_ASSIGNMENT_
Pick out every line in the data below that holds "Terms".

***

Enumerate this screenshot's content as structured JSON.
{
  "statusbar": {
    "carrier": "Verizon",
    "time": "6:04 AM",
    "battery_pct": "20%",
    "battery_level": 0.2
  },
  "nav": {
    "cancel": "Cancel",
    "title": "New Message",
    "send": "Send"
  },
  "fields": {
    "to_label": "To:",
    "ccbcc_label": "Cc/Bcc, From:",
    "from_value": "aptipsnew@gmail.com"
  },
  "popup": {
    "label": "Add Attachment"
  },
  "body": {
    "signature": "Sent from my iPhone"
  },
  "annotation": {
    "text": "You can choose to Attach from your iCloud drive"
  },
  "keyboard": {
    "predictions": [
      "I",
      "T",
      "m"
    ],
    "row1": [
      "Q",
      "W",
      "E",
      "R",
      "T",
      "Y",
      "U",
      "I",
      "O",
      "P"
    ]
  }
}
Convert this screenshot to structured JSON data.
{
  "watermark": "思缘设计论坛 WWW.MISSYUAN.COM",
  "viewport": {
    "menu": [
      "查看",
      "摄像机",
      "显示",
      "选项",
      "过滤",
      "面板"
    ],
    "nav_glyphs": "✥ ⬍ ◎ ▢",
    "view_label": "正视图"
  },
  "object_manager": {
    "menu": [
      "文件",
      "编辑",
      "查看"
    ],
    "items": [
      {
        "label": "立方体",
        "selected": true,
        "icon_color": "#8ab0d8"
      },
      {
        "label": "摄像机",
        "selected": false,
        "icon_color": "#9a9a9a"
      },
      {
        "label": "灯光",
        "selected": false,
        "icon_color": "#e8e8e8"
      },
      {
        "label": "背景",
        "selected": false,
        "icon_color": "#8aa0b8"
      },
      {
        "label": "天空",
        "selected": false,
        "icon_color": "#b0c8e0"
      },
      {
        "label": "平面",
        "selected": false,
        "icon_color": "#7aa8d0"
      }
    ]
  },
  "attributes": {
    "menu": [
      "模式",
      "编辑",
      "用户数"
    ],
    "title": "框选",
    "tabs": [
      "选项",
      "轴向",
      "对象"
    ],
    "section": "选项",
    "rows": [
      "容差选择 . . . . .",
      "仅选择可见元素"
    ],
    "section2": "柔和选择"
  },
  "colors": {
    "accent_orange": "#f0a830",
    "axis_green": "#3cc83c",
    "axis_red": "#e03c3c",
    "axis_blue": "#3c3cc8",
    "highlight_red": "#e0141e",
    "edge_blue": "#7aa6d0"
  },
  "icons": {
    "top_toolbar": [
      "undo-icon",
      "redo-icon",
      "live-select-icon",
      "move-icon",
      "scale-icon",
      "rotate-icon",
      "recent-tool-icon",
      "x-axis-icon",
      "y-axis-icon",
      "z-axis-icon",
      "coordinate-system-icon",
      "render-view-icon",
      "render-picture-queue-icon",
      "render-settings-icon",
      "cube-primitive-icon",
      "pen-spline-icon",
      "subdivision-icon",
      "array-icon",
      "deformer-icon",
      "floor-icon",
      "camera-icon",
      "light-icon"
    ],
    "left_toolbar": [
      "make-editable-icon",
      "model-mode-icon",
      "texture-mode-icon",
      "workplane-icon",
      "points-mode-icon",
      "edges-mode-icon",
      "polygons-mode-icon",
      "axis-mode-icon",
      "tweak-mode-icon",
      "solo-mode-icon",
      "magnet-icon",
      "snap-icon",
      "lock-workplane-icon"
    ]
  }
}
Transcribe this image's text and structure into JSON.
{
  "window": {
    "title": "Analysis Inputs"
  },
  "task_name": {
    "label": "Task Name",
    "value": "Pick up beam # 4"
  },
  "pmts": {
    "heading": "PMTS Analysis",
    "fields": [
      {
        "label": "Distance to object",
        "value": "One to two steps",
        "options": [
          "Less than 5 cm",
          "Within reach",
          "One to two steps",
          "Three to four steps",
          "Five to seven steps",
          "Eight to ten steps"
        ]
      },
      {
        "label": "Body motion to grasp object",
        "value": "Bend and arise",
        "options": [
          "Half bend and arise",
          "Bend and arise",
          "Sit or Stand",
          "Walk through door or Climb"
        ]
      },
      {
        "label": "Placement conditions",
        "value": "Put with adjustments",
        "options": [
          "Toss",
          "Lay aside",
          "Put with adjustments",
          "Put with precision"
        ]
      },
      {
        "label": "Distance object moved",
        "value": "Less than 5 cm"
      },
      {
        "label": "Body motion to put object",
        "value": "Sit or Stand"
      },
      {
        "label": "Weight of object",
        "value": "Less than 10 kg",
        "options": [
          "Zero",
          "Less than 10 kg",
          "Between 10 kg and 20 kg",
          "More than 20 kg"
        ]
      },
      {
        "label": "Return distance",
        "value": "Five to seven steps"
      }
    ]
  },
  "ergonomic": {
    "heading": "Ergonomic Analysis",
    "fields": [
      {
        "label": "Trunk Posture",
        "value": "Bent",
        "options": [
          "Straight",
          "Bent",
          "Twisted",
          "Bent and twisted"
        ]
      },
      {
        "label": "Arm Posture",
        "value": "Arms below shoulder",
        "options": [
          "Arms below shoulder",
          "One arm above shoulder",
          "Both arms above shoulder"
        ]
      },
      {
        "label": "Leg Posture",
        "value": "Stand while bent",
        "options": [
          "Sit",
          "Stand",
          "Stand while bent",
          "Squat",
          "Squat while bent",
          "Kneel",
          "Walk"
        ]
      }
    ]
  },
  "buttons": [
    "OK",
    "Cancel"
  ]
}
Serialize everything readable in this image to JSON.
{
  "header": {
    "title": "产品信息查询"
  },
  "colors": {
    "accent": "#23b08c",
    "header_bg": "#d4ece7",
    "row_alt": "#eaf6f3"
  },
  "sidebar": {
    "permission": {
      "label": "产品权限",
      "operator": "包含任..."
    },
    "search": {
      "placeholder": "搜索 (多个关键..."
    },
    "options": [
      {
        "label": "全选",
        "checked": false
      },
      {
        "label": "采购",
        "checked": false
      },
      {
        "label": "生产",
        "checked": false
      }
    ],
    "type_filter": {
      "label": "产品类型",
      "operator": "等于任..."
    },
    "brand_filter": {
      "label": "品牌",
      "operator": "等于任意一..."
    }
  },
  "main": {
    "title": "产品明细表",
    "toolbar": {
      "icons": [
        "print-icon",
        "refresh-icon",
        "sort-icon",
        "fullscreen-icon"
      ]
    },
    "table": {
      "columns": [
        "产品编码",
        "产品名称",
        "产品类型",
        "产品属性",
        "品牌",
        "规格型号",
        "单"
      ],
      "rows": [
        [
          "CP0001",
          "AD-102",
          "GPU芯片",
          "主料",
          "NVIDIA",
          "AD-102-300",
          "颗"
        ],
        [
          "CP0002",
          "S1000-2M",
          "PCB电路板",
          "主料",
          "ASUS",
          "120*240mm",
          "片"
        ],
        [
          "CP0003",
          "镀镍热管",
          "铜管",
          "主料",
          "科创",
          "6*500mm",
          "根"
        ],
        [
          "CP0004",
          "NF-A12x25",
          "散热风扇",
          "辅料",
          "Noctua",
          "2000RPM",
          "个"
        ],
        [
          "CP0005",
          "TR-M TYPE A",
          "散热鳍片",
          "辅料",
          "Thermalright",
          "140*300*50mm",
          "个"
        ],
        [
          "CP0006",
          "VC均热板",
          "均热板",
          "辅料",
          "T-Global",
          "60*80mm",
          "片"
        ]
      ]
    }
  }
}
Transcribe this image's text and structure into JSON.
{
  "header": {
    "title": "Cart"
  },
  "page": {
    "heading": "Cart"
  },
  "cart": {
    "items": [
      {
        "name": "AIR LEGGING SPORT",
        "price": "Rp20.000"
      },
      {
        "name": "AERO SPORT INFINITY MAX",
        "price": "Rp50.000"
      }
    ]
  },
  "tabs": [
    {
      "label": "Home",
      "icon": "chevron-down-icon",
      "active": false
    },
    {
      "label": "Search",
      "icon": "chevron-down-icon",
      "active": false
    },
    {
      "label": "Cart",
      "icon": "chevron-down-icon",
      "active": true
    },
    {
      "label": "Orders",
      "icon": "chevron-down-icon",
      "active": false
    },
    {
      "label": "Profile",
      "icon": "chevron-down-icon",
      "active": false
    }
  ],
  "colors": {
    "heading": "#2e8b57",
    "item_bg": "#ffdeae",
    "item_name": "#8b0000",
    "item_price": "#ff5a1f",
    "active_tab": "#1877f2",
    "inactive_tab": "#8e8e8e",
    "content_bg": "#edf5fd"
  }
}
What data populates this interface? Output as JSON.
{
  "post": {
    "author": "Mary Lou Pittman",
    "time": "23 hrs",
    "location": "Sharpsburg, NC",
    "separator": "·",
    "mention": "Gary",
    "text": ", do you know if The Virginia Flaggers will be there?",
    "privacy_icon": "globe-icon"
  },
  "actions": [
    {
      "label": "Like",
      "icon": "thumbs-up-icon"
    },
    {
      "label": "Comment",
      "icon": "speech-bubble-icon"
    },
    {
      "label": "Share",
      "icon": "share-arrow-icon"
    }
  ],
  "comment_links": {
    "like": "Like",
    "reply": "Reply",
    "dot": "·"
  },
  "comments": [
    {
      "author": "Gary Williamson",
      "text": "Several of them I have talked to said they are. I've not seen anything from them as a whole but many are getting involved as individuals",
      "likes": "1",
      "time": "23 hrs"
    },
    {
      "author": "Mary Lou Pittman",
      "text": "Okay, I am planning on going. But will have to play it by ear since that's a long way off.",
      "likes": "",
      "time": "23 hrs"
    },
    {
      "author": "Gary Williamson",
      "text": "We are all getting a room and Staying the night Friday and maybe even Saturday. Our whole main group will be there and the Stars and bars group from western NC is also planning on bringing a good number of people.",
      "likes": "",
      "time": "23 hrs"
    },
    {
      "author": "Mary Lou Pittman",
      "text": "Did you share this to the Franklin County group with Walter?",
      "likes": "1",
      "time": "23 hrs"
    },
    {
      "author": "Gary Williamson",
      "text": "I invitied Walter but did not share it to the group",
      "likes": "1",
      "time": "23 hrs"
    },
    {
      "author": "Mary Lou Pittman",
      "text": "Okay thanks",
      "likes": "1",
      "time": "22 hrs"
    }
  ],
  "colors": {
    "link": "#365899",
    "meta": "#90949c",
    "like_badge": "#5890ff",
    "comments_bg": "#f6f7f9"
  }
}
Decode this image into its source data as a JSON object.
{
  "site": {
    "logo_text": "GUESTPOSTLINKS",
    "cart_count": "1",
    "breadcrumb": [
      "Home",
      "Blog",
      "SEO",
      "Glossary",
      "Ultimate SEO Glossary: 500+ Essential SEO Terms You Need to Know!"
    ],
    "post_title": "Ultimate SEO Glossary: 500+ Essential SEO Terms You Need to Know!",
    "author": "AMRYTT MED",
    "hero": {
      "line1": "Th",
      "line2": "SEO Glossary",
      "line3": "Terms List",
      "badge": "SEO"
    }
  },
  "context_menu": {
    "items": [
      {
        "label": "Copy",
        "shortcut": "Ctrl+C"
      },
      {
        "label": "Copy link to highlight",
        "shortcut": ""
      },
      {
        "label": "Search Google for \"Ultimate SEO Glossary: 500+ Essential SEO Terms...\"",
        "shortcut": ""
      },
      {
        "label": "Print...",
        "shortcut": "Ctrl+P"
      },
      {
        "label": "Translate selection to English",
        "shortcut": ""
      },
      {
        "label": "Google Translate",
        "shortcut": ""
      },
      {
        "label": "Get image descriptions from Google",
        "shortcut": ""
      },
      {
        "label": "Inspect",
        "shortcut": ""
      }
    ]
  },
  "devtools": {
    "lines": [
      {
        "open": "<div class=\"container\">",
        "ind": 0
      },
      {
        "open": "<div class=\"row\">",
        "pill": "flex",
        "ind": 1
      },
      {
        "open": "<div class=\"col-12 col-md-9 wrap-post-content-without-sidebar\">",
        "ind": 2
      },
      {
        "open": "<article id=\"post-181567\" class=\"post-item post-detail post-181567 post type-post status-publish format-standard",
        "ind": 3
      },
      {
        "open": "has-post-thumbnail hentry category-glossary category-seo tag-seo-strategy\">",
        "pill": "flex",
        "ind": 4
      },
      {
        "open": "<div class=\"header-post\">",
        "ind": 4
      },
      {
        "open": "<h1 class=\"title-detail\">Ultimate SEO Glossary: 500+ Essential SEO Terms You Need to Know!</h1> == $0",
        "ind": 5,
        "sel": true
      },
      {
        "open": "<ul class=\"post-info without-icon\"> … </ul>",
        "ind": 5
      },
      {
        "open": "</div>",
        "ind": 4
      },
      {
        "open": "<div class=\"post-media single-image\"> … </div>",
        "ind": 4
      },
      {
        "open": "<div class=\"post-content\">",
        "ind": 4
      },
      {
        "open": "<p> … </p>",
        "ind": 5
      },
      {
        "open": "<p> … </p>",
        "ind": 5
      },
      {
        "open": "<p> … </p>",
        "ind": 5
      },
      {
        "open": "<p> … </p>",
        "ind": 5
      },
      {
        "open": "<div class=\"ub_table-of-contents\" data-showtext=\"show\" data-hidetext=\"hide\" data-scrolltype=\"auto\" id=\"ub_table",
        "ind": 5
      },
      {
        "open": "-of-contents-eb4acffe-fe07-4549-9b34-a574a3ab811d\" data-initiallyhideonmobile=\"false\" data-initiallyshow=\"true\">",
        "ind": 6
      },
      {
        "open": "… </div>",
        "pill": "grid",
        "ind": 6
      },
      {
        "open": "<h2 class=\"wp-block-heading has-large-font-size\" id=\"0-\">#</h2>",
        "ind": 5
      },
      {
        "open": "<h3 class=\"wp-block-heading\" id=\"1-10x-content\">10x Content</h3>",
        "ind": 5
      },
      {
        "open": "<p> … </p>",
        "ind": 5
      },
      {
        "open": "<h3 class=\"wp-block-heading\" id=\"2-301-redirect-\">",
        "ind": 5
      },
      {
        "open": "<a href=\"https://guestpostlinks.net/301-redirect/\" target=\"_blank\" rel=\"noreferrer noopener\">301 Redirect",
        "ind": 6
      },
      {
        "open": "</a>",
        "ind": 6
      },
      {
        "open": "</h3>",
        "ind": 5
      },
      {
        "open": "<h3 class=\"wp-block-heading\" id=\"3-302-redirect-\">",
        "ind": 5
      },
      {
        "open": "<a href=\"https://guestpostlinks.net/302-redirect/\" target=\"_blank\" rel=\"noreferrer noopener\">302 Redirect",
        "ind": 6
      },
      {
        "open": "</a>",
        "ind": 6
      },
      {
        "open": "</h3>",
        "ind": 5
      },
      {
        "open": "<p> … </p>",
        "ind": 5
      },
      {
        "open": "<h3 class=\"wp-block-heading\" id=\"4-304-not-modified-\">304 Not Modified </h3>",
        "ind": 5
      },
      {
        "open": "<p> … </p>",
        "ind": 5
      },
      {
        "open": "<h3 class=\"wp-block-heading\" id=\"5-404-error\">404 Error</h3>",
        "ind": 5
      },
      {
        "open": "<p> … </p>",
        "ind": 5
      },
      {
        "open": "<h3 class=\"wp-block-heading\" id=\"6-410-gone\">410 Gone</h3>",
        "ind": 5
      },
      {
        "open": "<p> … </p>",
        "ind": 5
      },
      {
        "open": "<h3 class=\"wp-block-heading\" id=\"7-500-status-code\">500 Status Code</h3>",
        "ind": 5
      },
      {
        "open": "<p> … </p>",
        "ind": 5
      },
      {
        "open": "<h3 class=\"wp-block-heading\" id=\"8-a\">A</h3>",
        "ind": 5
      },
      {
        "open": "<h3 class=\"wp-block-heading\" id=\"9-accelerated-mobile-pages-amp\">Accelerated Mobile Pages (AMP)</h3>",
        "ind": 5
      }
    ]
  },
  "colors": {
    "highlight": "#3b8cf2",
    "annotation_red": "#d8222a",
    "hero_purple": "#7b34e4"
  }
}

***

_SOLUTION FOR THIS EXERCISE_
      "Ultimate SEO Glossary: 500+ Essential SEO Terms You Need to Know!"
    "post_title": "Ultimate SEO Glossary: 500+ Essential SEO Terms You Need to Know!",
      "line3": "Terms List",
        "label": "Search Google for \"Ultimate SEO Glossary: 500+ Essential SEO Terms...\"",
        "open": "<h1 class=\"title-detail\">Ultimate SEO Glossary: 500+ Essential SEO Terms You Need to Know!</h1> == $0",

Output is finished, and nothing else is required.